Today Lisa Bright from the Pastoral Renewal team presents our Gospel reflection and reads from the Gospel of Matthew (5: 43-48) in which Jesus tells his followers ‘love your enemies and pray for those who persecute you, in this way you will be children of your Father in heaven’.
Lisa says, in this gospel, Jesus continues to share what it means to love another in the image and likeness of God. We heard in the gospel a very clear message with no exception – love your enemies, pray for those who persecute you. It’s easy to be nice to those people who are nice to you … but how do we respond when someone is unfriendly toward us?
Not only are we called to respond to this in our ‘human’ world, but Lisa says she is particularly attuned to this in our digital world. Scrolling through the internet and, on social media sites, sifting occasionally through the comments on posts, she is really saddened by some of the uncharitable and unloving comments she reads. It seems that the courtesies that we afford each other face-to-face do not extend to the digital space. And yet, Jesus’ words and message of this gospel are so applicable in that space.
For example, if Lisa sees a comment she doesn’t agree with or which has particularly angered or offended her, if she chooses to respond, how does she do this? What are the words to use? What is the tone to convey? As in a face-to-face situation, Lisa tries to see that the person behind a comment or post is also a person and is also loved by God. Our challenge in that situation is to see the face of God in the person behind the post.
The last line of today’s Gospel also captured Lisa’s attention today, “you must therefore be perfect just as your Heavenly Father is perfect.” What a line! I am to be perfect as God is perfect. No pressure whatsoever!
Upon reading some commentaries on this bible passage, the word ‘perfect’ in today’s language doesn’t have the same meaning as in the original text. The word perfect in Matthew’s Gospel comes from the Greek word ‘Teleois’ which translates to ‘fully grown’ or ‘whole’. It insinuates maturity. When Lisa applies it to this gospel, she hears Jesus saying that we must be whole in God and mature in our life and faith. And this is achieved by accepting the invitation to live in the way that Jesus is sharing with us.
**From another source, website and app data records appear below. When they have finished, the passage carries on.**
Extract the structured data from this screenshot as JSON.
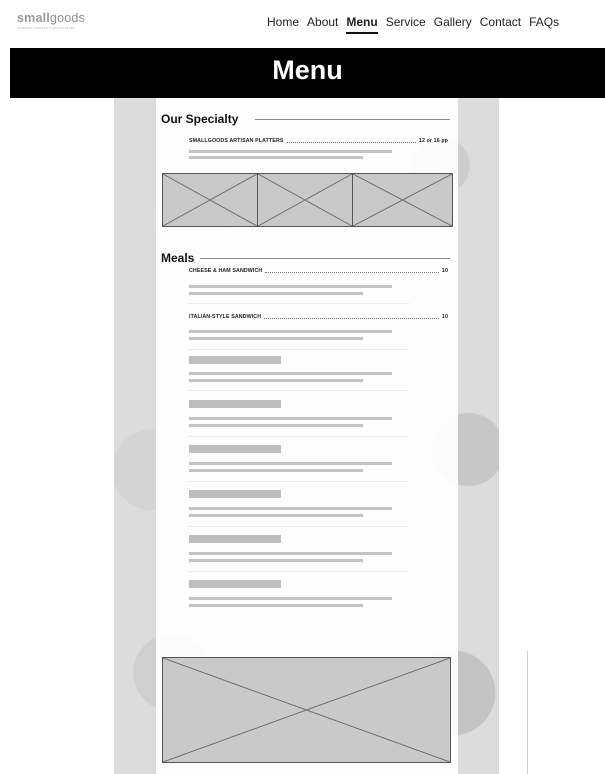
{
  "brand": {
    "name_bold": "small",
    "name_rest": "goods",
    "tagline": "CATERING CATERED & DELICATESSEN"
  },
  "nav": {
    "items": [
      "Home",
      "About",
      "Menu",
      "Service",
      "Gallery",
      "Contact",
      "FAQs"
    ],
    "active": "Menu"
  },
  "banner": {
    "title": "Menu"
  },
  "specialty": {
    "heading": "Our Specialty",
    "item": {
      "name": "SMALLGOODS ARTISAN PLATTERS",
      "price": "12 or 16 pp"
    }
  },
  "meals": {
    "heading": "Meals",
    "items": [
      {
        "name": "CHEESE & HAM SANDWICH",
        "price": "10"
      },
      {
        "name": "ITALIAN-STYLE SANDWICH",
        "price": "10"
      }
    ]
  }
}
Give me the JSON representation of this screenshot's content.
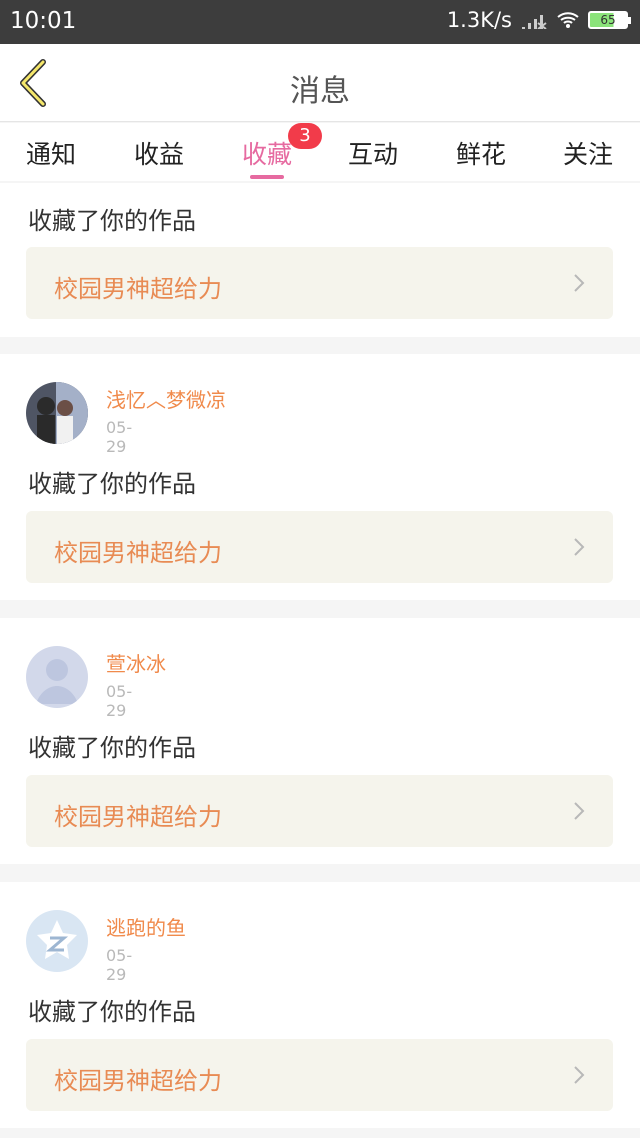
{
  "status": {
    "time": "10:01",
    "speed": "1.3K/s",
    "battery": "65"
  },
  "header": {
    "title": "消息"
  },
  "tabs": [
    {
      "label": "通知"
    },
    {
      "label": "收益"
    },
    {
      "label": "收藏",
      "badge": "3"
    },
    {
      "label": "互动"
    },
    {
      "label": "鲜花"
    },
    {
      "label": "关注"
    }
  ],
  "items": [
    {
      "action": "收藏了你的作品",
      "work": "校园男神超给力"
    },
    {
      "user": "浅忆︿梦微凉",
      "date": "05-29",
      "action": "收藏了你的作品",
      "work": "校园男神超给力"
    },
    {
      "user": "萱冰冰",
      "date": "05-29",
      "action": "收藏了你的作品",
      "work": "校园男神超给力"
    },
    {
      "user": "逃跑的鱼",
      "date": "05-29",
      "action": "收藏了你的作品",
      "work": "校园男神超给力"
    }
  ],
  "colors": {
    "accent": "#e66aa0",
    "orange": "#e88b54",
    "badge": "#f23b4a"
  }
}
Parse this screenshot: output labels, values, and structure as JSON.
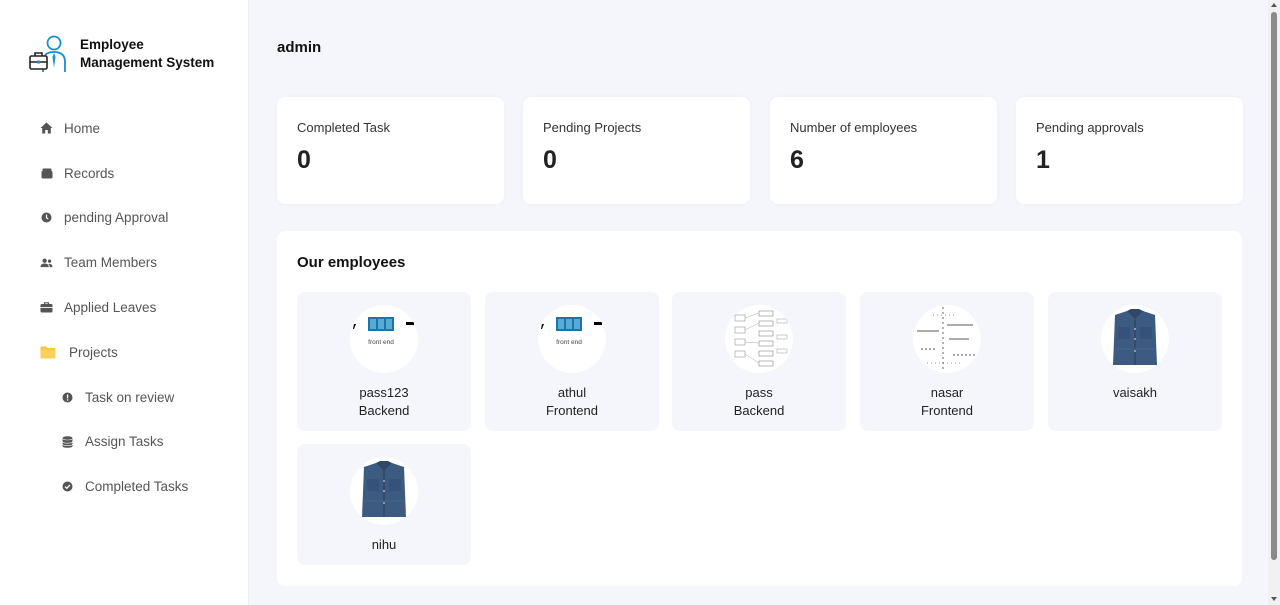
{
  "brand": {
    "line1": "Employee",
    "line2": "Management System"
  },
  "sidebar": {
    "items": [
      {
        "label": "Home",
        "icon": "home-icon"
      },
      {
        "label": "Records",
        "icon": "folder-box-icon"
      },
      {
        "label": "pending Approval",
        "icon": "clock-icon"
      },
      {
        "label": "Team Members",
        "icon": "users-icon"
      },
      {
        "label": "Applied Leaves",
        "icon": "briefcase-icon"
      },
      {
        "label": "Projects",
        "icon": "folder-icon"
      },
      {
        "label": "Task on review",
        "icon": "alert-circle-icon"
      },
      {
        "label": "Assign Tasks",
        "icon": "database-icon"
      },
      {
        "label": "Completed Tasks",
        "icon": "check-circle-icon"
      }
    ]
  },
  "header": {
    "user": "admin"
  },
  "stats": [
    {
      "label": "Completed Task",
      "value": "0"
    },
    {
      "label": "Pending Projects",
      "value": "0"
    },
    {
      "label": "Number of employees",
      "value": "6"
    },
    {
      "label": "Pending approvals",
      "value": "1"
    }
  ],
  "employees": {
    "title": "Our employees",
    "list": [
      {
        "name": "pass123",
        "role": "Backend",
        "avatar": "frontend-logo-image"
      },
      {
        "name": "athul",
        "role": "Frontend",
        "avatar": "frontend-logo-image"
      },
      {
        "name": "pass",
        "role": "Backend",
        "avatar": "diagram-image"
      },
      {
        "name": "nasar",
        "role": "Frontend",
        "avatar": "sketch-diagram-image"
      },
      {
        "name": "vaisakh",
        "role": "",
        "avatar": "denim-shirt-image"
      },
      {
        "name": "nihu",
        "role": "",
        "avatar": "denim-shirt-image"
      }
    ],
    "avatar_caption": "front end"
  },
  "colors": {
    "accent_blue": "#1a8fd0",
    "folder_yellow": "#f6c342",
    "page_bg": "#f5f6fb"
  }
}
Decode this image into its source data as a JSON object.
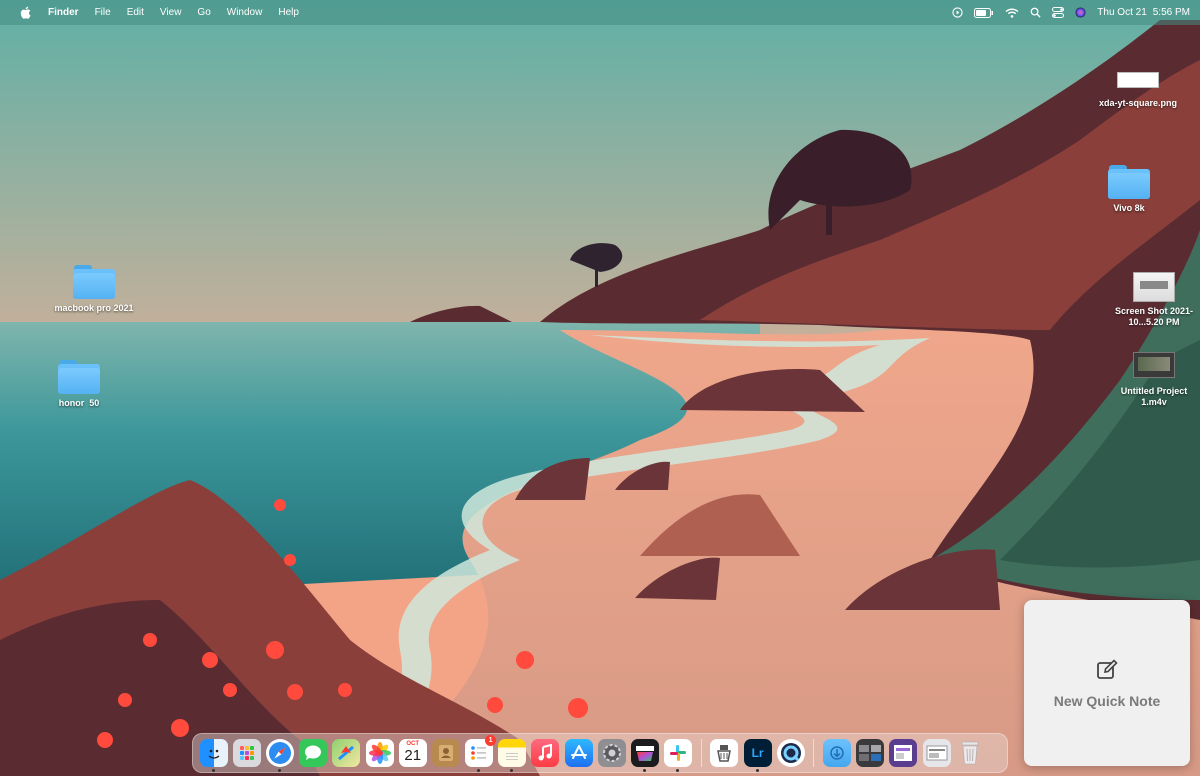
{
  "menubar": {
    "app_name": "Finder",
    "menus": [
      "File",
      "Edit",
      "View",
      "Go",
      "Window",
      "Help"
    ],
    "status_icons": [
      "play-circle-icon",
      "battery-icon",
      "wifi-icon",
      "spotlight-search-icon",
      "control-center-icon",
      "siri-icon"
    ],
    "clock": {
      "date": "Thu Oct 21",
      "time": "5:56 PM"
    }
  },
  "desktop": {
    "icons": [
      {
        "label": "xda-yt-square.png",
        "kind": "image"
      },
      {
        "label": "Vivo 8k",
        "kind": "folder"
      },
      {
        "label": "macbook pro 2021",
        "kind": "folder"
      },
      {
        "label": "Screen Shot 2021-10...5.20 PM",
        "kind": "image"
      },
      {
        "label": "Untitled Project 1.m4v",
        "kind": "video"
      },
      {
        "label": "honor  50",
        "kind": "folder"
      }
    ]
  },
  "quick_note": {
    "label": "New Quick Note"
  },
  "dock": {
    "calendar": {
      "month": "OCT",
      "day": "21"
    },
    "reminders_badge": "1",
    "apps": [
      "finder-icon",
      "launchpad-icon",
      "safari-icon",
      "messages-icon",
      "maps-icon",
      "photos-icon",
      "calendar-icon",
      "contacts-icon",
      "reminders-icon",
      "notes-icon",
      "music-icon",
      "app-store-icon",
      "system-preferences-icon",
      "final-cut-pro-icon",
      "slack-icon",
      "capture-icon",
      "lightroom-icon",
      "quicktime-icon",
      "downloads-stack-icon",
      "trash-icon"
    ]
  },
  "colors": {
    "sky_top": "#6fb9ad",
    "sky_bottom": "#f3a487",
    "sea": "#2f8a8c",
    "sand": "#e9a58b",
    "cliff": "#5e2f33"
  }
}
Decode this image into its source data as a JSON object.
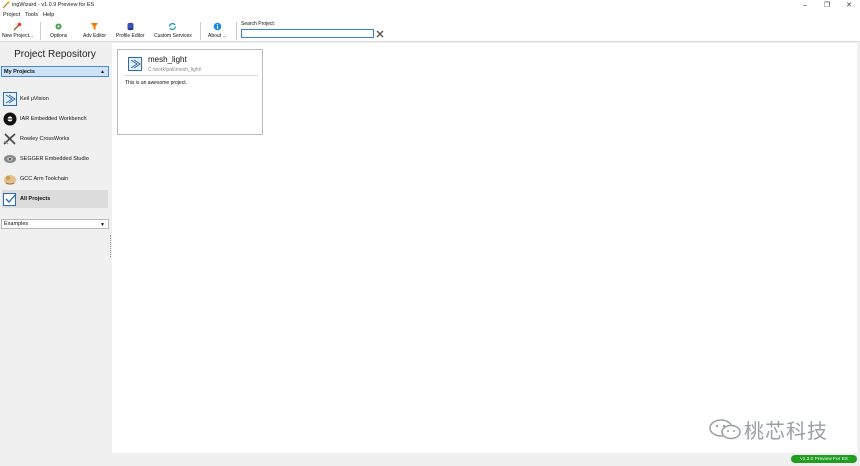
{
  "window": {
    "title": "ingWizard - v1.0.9 Preview for ES",
    "controls": {
      "minimize": "–",
      "restore": "❐",
      "close": "✕"
    }
  },
  "menu": {
    "items": [
      "Project",
      "Tools",
      "Help"
    ]
  },
  "toolbar": {
    "buttons": [
      {
        "label": "New Project...",
        "icon": "new-project-icon"
      },
      {
        "label": "Options",
        "icon": "options-icon"
      },
      {
        "label": "Adv Editor",
        "icon": "adv-editor-icon"
      },
      {
        "label": "Profile Editor",
        "icon": "profile-editor-icon"
      },
      {
        "label": "Custom Services",
        "icon": "custom-services-icon"
      },
      {
        "label": "About ...",
        "icon": "info-icon"
      }
    ],
    "search": {
      "label": "Search Project:",
      "value": "",
      "placeholder": ""
    }
  },
  "sidebar": {
    "title": "Project Repository",
    "group_select": "My Projects",
    "items": [
      {
        "label": "Keil µVision",
        "icon": "keil-icon"
      },
      {
        "label": "IAR Embedded Workbench",
        "icon": "iar-icon"
      },
      {
        "label": "Rowley CrossWorks",
        "icon": "rowley-icon"
      },
      {
        "label": "SEGGER Embedded Studio",
        "icon": "segger-icon"
      },
      {
        "label": "GCC Arm Toolchain",
        "icon": "gcc-icon"
      },
      {
        "label": "All Projects",
        "icon": "all-projects-icon",
        "selected": true
      }
    ],
    "examples_select": "Examples"
  },
  "main": {
    "projects": [
      {
        "name": "mesh_light",
        "path": "C:\\work\\pak\\mesh_light\\",
        "description": "This is an awesome project."
      }
    ]
  },
  "watermark": {
    "text": "桃芯科技"
  },
  "statusbar": {
    "version": "v1.3.0 Preview For ES"
  },
  "colors": {
    "accent": "#3c7fd9",
    "selected_bg": "#cfe3f6",
    "badge": "#1f9d1f"
  }
}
Lisa says, she doesn’t think it is something we will necessarily achieve in this life she knows we are always maturing and discovering more and more about life and faith. She hopes though, in that discovery and in trying to live it, she is doing so in a way that lives and breathes life in its wholeness as God asks of us – that is loving others – face to face and in the digital world – our friends and our enemies, and forgiving others especially when we find it difficult to forgive so as to reflect God’s unconditional love.
In closing, Lisa invites us to pray, ‘God, I pray that we can become whole in you, listening to your word, and living it through our lives. Amen’.